[INPUT DATA — start]

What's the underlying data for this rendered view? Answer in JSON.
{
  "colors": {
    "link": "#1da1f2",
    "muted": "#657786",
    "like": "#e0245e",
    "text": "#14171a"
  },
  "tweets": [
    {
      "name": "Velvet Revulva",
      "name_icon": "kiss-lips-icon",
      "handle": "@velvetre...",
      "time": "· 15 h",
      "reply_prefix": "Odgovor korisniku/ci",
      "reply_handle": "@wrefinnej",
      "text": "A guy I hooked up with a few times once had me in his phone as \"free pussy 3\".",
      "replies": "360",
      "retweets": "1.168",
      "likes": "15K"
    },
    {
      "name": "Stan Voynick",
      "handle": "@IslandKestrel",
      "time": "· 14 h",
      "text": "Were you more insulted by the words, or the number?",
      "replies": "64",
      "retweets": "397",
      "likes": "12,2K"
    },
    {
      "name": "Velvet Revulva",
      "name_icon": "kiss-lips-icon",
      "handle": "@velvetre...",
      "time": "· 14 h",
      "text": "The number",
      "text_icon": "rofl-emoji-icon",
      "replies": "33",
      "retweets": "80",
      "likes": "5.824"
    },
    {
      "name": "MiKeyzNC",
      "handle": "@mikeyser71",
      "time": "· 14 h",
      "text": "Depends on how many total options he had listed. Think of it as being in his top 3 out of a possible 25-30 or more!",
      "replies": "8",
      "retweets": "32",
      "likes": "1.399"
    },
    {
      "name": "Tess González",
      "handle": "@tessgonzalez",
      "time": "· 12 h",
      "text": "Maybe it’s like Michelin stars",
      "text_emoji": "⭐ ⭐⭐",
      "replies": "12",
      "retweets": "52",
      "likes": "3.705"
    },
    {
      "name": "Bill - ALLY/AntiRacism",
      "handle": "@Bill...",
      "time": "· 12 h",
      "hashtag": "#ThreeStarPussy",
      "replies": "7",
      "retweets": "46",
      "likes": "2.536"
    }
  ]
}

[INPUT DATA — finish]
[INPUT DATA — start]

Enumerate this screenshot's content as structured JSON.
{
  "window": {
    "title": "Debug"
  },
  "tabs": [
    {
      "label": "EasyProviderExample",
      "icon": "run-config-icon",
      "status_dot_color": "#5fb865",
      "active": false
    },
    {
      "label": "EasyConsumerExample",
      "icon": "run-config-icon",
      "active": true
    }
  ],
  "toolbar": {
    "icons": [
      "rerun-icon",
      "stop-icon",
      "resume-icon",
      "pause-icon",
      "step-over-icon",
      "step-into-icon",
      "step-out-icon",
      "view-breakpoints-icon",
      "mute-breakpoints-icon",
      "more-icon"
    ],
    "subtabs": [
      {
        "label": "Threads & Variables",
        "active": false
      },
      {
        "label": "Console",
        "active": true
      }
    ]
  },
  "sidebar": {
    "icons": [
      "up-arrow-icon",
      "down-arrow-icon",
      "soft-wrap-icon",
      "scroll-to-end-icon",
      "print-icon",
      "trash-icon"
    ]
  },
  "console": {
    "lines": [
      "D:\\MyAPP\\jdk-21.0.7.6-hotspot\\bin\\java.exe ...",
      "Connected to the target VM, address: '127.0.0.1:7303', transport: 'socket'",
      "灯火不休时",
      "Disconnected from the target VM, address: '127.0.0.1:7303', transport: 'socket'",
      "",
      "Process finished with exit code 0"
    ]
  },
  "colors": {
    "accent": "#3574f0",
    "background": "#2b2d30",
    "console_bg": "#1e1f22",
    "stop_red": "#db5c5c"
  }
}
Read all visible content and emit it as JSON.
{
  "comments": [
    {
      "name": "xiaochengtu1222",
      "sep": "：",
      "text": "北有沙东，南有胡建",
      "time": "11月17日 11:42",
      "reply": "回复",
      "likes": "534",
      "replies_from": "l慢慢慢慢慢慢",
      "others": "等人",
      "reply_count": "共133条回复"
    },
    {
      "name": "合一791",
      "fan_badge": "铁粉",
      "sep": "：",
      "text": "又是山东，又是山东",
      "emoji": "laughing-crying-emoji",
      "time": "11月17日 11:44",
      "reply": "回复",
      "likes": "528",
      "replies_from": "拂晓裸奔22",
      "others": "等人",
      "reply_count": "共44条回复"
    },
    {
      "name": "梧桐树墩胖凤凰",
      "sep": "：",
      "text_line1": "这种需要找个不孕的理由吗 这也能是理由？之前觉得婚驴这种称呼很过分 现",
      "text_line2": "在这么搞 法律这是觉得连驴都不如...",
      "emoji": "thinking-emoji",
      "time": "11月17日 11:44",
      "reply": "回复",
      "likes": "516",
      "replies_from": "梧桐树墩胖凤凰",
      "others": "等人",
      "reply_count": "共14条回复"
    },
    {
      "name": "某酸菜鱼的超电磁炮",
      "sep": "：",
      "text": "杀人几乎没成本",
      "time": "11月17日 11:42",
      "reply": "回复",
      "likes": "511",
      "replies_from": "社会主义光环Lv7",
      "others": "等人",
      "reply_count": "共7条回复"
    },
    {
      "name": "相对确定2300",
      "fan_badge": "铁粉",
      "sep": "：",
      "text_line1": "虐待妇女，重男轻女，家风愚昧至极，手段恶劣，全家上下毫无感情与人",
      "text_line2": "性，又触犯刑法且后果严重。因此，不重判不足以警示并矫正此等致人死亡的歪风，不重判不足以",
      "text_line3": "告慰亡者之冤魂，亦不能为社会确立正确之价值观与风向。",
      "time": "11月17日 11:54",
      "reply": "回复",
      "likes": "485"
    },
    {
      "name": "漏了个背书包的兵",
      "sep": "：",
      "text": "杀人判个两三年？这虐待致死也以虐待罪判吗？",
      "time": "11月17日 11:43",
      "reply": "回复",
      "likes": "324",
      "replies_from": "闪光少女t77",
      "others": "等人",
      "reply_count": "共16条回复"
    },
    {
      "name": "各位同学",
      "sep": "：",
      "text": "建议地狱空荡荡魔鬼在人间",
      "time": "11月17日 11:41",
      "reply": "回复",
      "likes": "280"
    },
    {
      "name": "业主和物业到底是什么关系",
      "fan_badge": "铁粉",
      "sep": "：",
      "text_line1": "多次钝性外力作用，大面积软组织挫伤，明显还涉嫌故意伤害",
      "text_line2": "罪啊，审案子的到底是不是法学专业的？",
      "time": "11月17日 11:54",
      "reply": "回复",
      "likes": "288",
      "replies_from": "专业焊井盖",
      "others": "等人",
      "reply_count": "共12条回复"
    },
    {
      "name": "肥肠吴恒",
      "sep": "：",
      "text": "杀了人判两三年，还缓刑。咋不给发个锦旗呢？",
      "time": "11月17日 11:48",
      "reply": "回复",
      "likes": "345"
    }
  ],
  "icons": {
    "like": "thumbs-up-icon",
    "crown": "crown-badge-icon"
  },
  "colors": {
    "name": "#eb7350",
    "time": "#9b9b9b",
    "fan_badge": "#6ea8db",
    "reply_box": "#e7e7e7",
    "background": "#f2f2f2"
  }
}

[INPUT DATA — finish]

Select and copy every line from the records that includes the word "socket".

      "Connected to the target VM, address: '127.0.0.1:7303', transport: 'socket'",
      "Disconnected from the target VM, address: '127.0.0.1:7303', transport: 'socket'",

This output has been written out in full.